Implementation of the Thick Level-Set Method for Brittle Fragmentation

Andrew Stershic, Duke University

Photo of Andrew Stershic

Dynamic fragmentation is characterized by intense forcing leading to widespread cracking and failure of a material. The prediction of failure strength, fragment size distribution and energy dissipation during dynamic fragmentation has been the subject of much study. The Thick Level-Set (TLS) model is a promising new method in the field of failure mechanics because of the efficiency and robustness of having a single level-set function that defines the extent and severity of regions of damage within the domain. This allows for straightforward implementation and evaluation of crack nucleation and merging. A non-local damage model, the TLS approach introduces a length scale parameter that limits the damage gradient, preventing the strain localization phenomenon that causes mesh dependence. This method is applied to dynamic fragmentation of a brittle material to compare results against analytical predictions and existing numerical models.
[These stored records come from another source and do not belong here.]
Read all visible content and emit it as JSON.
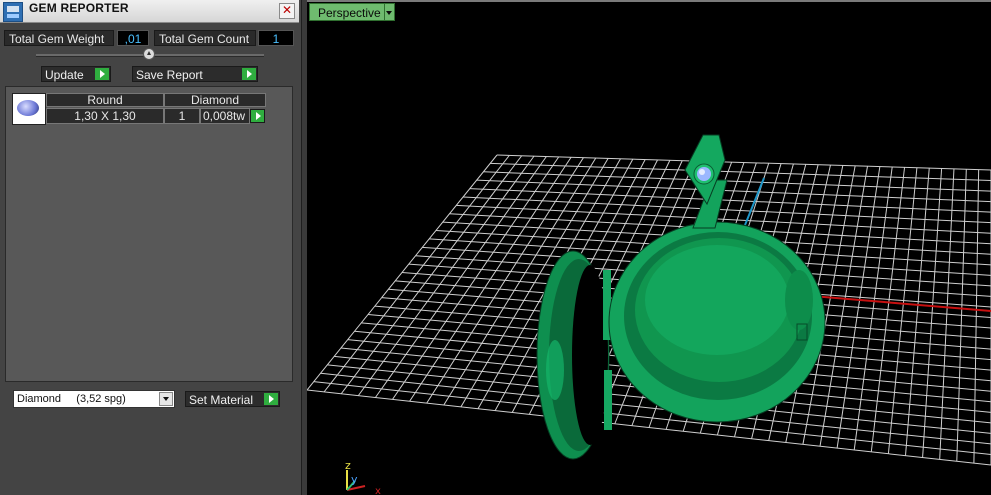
{
  "panel": {
    "title": "GEM REPORTER",
    "close_glyph": "✕",
    "total_gem_weight_label": "Total Gem Weight",
    "total_gem_weight_value": ",01",
    "total_gem_count_label": "Total Gem Count",
    "total_gem_count_value": "1",
    "update_label": "Update",
    "save_report_label": "Save Report",
    "table": {
      "headers": [
        "Round",
        "Diamond"
      ],
      "rows": [
        {
          "size": "1,30 X 1,30",
          "count": "1",
          "weight": "0,008tw"
        }
      ]
    },
    "material_select_value": "Diamond     (3,52 spg)",
    "set_material_label": "Set Material"
  },
  "viewport": {
    "tab_label": "Perspective",
    "axis_labels": {
      "z": "z",
      "y": "y",
      "x": "x"
    }
  },
  "icons": {
    "app_icon": "gem-reporter-app-icon",
    "gem_thumbnail": "round-diamond-thumbnail-icon"
  },
  "colors": {
    "accent_green": "#2fae3f",
    "value_blue": "#4ac0ff",
    "model_green": "#13a35c",
    "grid": "#d0d0d0",
    "axis_red": "#c81010",
    "axis_cyan": "#1e96c8"
  }
}
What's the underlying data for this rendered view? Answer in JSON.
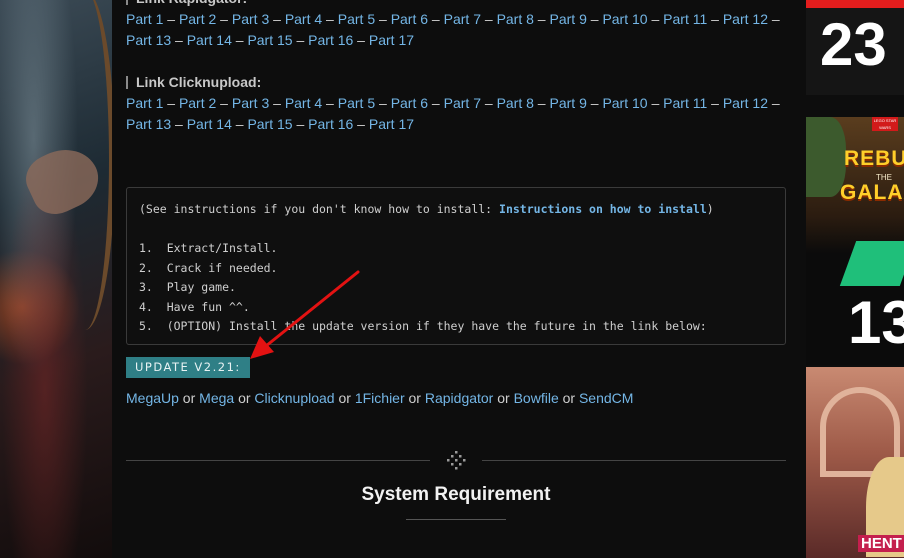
{
  "rapidgator": {
    "heading": "Link Rapidgator:",
    "parts": [
      "Part 1",
      "Part 2",
      "Part 3",
      "Part 4",
      "Part 5",
      "Part 6",
      "Part 7",
      "Part 8",
      "Part 9",
      "Part 10",
      "Part 11",
      "Part 12",
      "Part 13",
      "Part 14",
      "Part 15",
      "Part 16",
      "Part 17"
    ]
  },
  "clicknupload": {
    "heading": "Link Clicknupload:",
    "parts": [
      "Part 1",
      "Part 2",
      "Part 3",
      "Part 4",
      "Part 5",
      "Part 6",
      "Part 7",
      "Part 8",
      "Part 9",
      "Part 10",
      "Part 11",
      "Part 12",
      "Part 13",
      "Part 14",
      "Part 15",
      "Part 16",
      "Part 17"
    ]
  },
  "dash": "–",
  "instructions": {
    "intro_prefix": "(See instructions if you don't know how to install: ",
    "intro_link": "Instructions on how to install",
    "intro_suffix": ")",
    "steps": [
      "1.  Extract/Install.",
      "2.  Crack if needed.",
      "3.  Play game.",
      "4.  Have fun ^^.",
      "5.  (OPTION) Install the update version if they have the future in the link below:"
    ]
  },
  "update": {
    "label": "UPDATE V2.21:"
  },
  "mirrors": {
    "separator": "or",
    "links": [
      "MegaUp",
      "Mega",
      "Clicknupload",
      "1Fichier",
      "Rapidgator",
      "Bowfile",
      "SendCM"
    ]
  },
  "divider_icon": "diamond-dots-icon",
  "system_requirement": {
    "title": "System Requirement"
  },
  "sidebar": {
    "thumb1_number": "23",
    "thumb2_brand": "LEGO STAR WARS",
    "thumb2_title_top": "REBU",
    "thumb2_title_mid": "THE",
    "thumb2_title_bottom": "GALAX",
    "thumb2_number": "13",
    "thumb3_label": "HENT"
  },
  "colors": {
    "link": "#74b6e6",
    "update_button": "#2f7f86",
    "arrow": "#e31212",
    "background": "#0d0d0d"
  }
}
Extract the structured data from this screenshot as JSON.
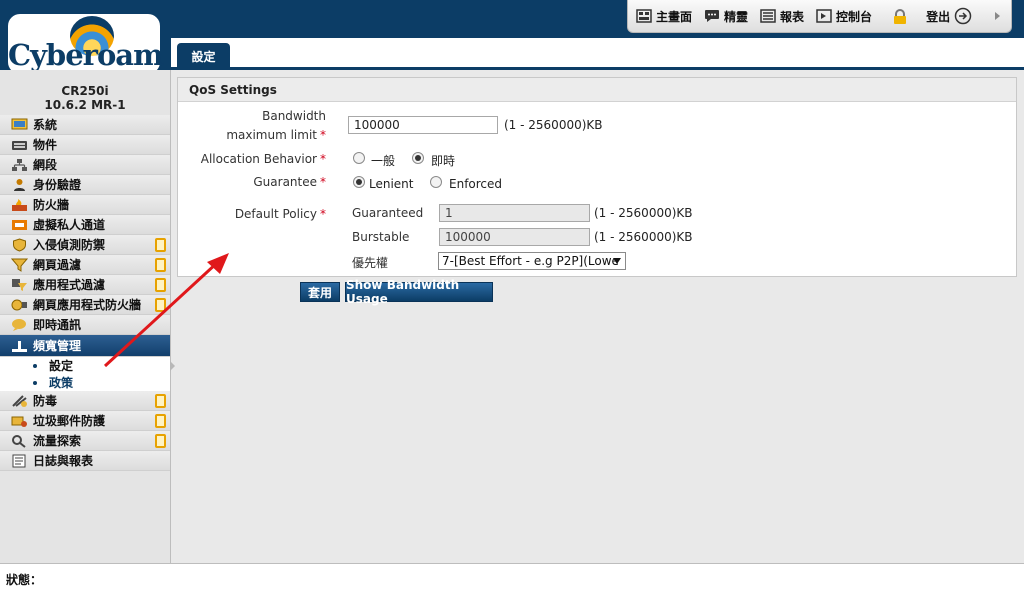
{
  "brand": {
    "logo_text": "Cyberoam"
  },
  "device": {
    "model": "CR250i",
    "version": "10.6.2 MR-1"
  },
  "toolbar": {
    "dashboard": "主畫面",
    "wizard": "精靈",
    "reports": "報表",
    "console": "控制台",
    "logout": "登出"
  },
  "sidebar": {
    "items": [
      {
        "label": "系統",
        "icon": "monitor-icon"
      },
      {
        "label": "物件",
        "icon": "keyboard-icon"
      },
      {
        "label": "網段",
        "icon": "network-icon"
      },
      {
        "label": "身份驗證",
        "icon": "users-icon"
      },
      {
        "label": "防火牆",
        "icon": "firewall-icon"
      },
      {
        "label": "虛擬私人通道",
        "icon": "vpn-icon"
      },
      {
        "label": "入侵偵測防禦",
        "icon": "shield-icon",
        "locked": true
      },
      {
        "label": "網頁過濾",
        "icon": "filter-icon",
        "locked": true
      },
      {
        "label": "應用程式過濾",
        "icon": "app-filter-icon",
        "locked": true
      },
      {
        "label": "網頁應用程式防火牆",
        "icon": "waf-icon",
        "locked": true
      },
      {
        "label": "即時通訊",
        "icon": "chat-icon"
      },
      {
        "label": "頻寬管理",
        "icon": "bandwidth-icon",
        "active": true
      }
    ],
    "sub_items": [
      {
        "label": "設定",
        "current": true
      },
      {
        "label": "政策"
      }
    ],
    "items_after": [
      {
        "label": "防毒",
        "icon": "antivirus-icon",
        "locked": true
      },
      {
        "label": "垃圾郵件防護",
        "icon": "antispam-icon",
        "locked": true
      },
      {
        "label": "流量探索",
        "icon": "traffic-search-icon",
        "locked": true
      },
      {
        "label": "日誌與報表",
        "icon": "logs-icon"
      }
    ]
  },
  "tab": {
    "label": "設定"
  },
  "qos": {
    "title": "QoS Settings",
    "bandwidth_label": "Bandwidth maximum limit",
    "bandwidth_value": "100000",
    "bandwidth_hint": "(1 - 2560000)KB",
    "allocation_label": "Allocation Behavior",
    "allocation_options": [
      "一般",
      "即時"
    ],
    "allocation_selected": "即時",
    "guarantee_label": "Guarantee",
    "guarantee_options": [
      "Lenient",
      "Enforced"
    ],
    "guarantee_selected": "Lenient",
    "default_policy_label": "Default Policy",
    "guaranteed_label": "Guaranteed",
    "guaranteed_value": "1",
    "guaranteed_hint": "(1 - 2560000)KB",
    "burstable_label": "Burstable",
    "burstable_value": "100000",
    "burstable_hint": "(1 - 2560000)KB",
    "priority_label": "優先權",
    "priority_value": "7-[Best Effort - e.g P2P](Lowe"
  },
  "buttons": {
    "apply": "套用",
    "show_usage": "Show Bandwidth Usage"
  },
  "status": {
    "label": "狀態："
  },
  "colors": {
    "brand_navy": "#0c3d66",
    "required_red": "#d0021b",
    "annotation_red": "#e0181b"
  }
}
The results of our analysis show that the TLS model can successfully replicate the rate-dependent fragment size and energy dissipation predictions of the cohesive zone model.

Abstract Author(s): Andrew Stershic, John Dolbow, Nicolas Mo√ęs